¶ 41. There is good reason why no other jurisdiction has embraced the majority's test. Discerning the purpose behind a particular line of questions may prove more difficult in application than the majority acknowledges. In each case, judges will have to ask themselves: was this an attempt to bolster credibility or was this an attempt to impeach the defendant? These purposes, of course, are two sides of the same coin. Often they will both be at play, as the State concedes is apparent in the present case.
¶ 42. Highlighting inconsistencies in testimony may be accomplished by means other than asking one witness whether another witness is lying. While I acknowledge that some other questions, asked with certain inflections, may come close to that line, there is no doubt that the question here has crossed it.
¶ 43. If there is a saving grace to the majority opinion, it is that judges remain free to control the mode and order of interrogation and presentation. Wisconsin Stat. § 906.11 (2001-02) requires judges to exercise control of their courtrooms so as to (a) make the interrogation effective for the ascertainment of truth, (b) avoid needless consumption of time, and (c) protect witnesses from harassment. While under the majority's new test attorneys are not precluded from asking whether another witness is lying, circuit courts are not required to permit this mode of interrogation.
Wisconsin Stat. § 906.11 (2001-02) provides in relevant part:
(1) CONTROL BY JUDGE. The judge shall exercise reasonable control over the mode and order of interrogating witnesses and presenting evidence so as to do all of the following:
(a) Make the interrogation and presentation effective for the ascertainment of the truth.
(b) Avoid needless consumption of time.
(c) Protect witnesses from harassment or undue embarrassment.
¶ 44. Even without a bright line rule prohibiting the "were they lying" question, judges should preclude this mode of interrogation under Wis. Stat. § 906.11 (2001-02) because a witness's opinion on another's credibility is irrelevant, and is often offered not to ascertain the truth but rather to harass. Even if it is deemed to be relevant, and thus have some probative value, it should be precluded under Wis. Stat. § 904.03 (2001-02) because such minimal value is substantially outweighed by the danger of misleading the jury or unfair prejudice.
Wisconsin Stat. § 904.03 (2001-02) provides:

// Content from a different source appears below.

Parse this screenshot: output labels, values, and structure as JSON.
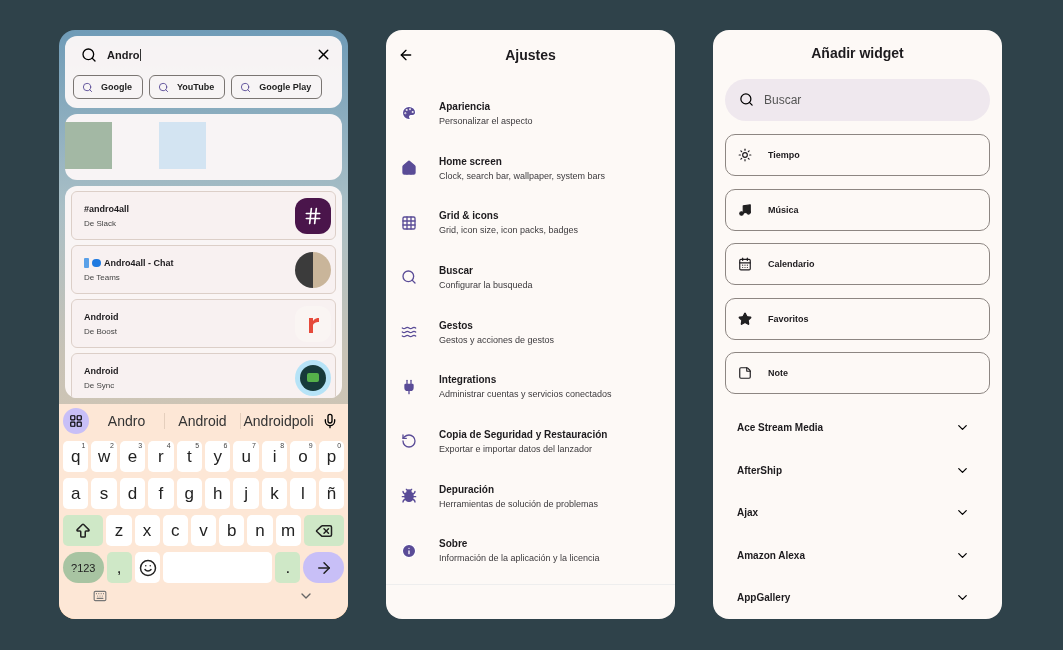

Although relevant, evidence may be excluded if its probative value is substantially outweighed by the danger of unfair prejudice, confusion of the issues, or misleading the jury, or by considerations of undue delay, waste of time, or needless presentation of cumulative evidence.

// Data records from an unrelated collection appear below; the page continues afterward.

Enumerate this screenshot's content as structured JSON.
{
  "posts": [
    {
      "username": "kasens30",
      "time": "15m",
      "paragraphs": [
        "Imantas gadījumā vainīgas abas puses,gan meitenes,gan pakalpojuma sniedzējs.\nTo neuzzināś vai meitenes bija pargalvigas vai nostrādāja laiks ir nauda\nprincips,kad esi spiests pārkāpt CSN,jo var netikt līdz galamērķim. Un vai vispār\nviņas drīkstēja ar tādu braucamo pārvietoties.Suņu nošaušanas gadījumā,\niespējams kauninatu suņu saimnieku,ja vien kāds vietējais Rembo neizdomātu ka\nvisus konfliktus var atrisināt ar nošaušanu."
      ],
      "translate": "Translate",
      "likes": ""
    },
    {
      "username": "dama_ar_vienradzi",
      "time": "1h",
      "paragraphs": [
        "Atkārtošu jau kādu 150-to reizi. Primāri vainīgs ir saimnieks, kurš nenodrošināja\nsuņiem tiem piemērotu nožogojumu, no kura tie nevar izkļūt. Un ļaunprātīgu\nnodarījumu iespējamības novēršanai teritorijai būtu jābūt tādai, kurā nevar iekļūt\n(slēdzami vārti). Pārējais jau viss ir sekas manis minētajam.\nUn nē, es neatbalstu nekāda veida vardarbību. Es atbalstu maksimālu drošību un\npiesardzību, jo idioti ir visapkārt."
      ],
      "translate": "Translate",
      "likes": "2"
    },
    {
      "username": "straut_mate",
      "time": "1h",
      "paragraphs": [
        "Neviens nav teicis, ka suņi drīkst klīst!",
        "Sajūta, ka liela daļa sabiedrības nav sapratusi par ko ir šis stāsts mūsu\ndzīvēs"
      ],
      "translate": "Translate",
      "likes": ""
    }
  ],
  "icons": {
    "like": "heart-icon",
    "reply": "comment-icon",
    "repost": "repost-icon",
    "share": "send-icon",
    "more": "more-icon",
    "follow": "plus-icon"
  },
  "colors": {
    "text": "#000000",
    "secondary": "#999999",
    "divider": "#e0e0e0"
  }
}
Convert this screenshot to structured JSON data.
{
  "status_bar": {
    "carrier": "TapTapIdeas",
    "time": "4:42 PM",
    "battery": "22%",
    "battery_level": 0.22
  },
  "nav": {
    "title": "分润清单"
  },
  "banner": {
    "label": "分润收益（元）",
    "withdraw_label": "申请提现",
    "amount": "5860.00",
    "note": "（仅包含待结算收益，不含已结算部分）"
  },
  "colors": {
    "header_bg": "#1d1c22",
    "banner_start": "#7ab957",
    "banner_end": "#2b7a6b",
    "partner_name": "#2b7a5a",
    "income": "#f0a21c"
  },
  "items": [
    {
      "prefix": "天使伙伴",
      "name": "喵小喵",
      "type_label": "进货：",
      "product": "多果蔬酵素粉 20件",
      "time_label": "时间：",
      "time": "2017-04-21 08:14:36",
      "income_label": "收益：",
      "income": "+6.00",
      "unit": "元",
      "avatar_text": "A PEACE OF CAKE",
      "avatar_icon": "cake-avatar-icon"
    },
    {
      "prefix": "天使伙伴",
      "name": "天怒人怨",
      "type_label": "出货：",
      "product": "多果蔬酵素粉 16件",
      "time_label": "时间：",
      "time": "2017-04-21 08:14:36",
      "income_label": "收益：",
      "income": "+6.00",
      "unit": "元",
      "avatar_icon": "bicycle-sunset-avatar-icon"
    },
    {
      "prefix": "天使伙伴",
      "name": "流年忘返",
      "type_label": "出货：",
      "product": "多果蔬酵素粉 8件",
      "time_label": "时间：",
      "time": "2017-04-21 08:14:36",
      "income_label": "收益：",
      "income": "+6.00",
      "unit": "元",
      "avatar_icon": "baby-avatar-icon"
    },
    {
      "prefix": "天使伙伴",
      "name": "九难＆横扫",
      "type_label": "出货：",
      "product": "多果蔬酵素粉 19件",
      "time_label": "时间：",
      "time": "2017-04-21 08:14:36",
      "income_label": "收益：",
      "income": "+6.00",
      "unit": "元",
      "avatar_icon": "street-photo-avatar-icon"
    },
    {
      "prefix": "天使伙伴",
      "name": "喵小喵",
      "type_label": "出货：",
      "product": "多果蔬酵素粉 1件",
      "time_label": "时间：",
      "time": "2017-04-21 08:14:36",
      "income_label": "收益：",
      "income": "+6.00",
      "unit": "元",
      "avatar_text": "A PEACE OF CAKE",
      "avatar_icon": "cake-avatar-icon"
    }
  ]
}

These rules of evidence referenced are not meant to be an exhaustive list but rather illustrative of rules that should be used to preclude the "were they lying" questions.
¶ 45. In the end, I view the majority's opinion as a step backwards in our pursuit of promoting civility in the courtrooms of this state. Although the majority's new test takes away a bright line rule, judges remained armed with the rules of evidence in order to exercise the appropriate control in their own courtrooms. Because I fear that the majority has opened the door to a line of questioning which invades the province of the jury, is of no probative value, and may prove misleading, I urge judges to use those rules to preclude these questions. Accordingly, I respectfully concur.
¶ 46. I am authorized to state that Chief Justice SHIRLEY S. ABRAHAMSON joins this opinion.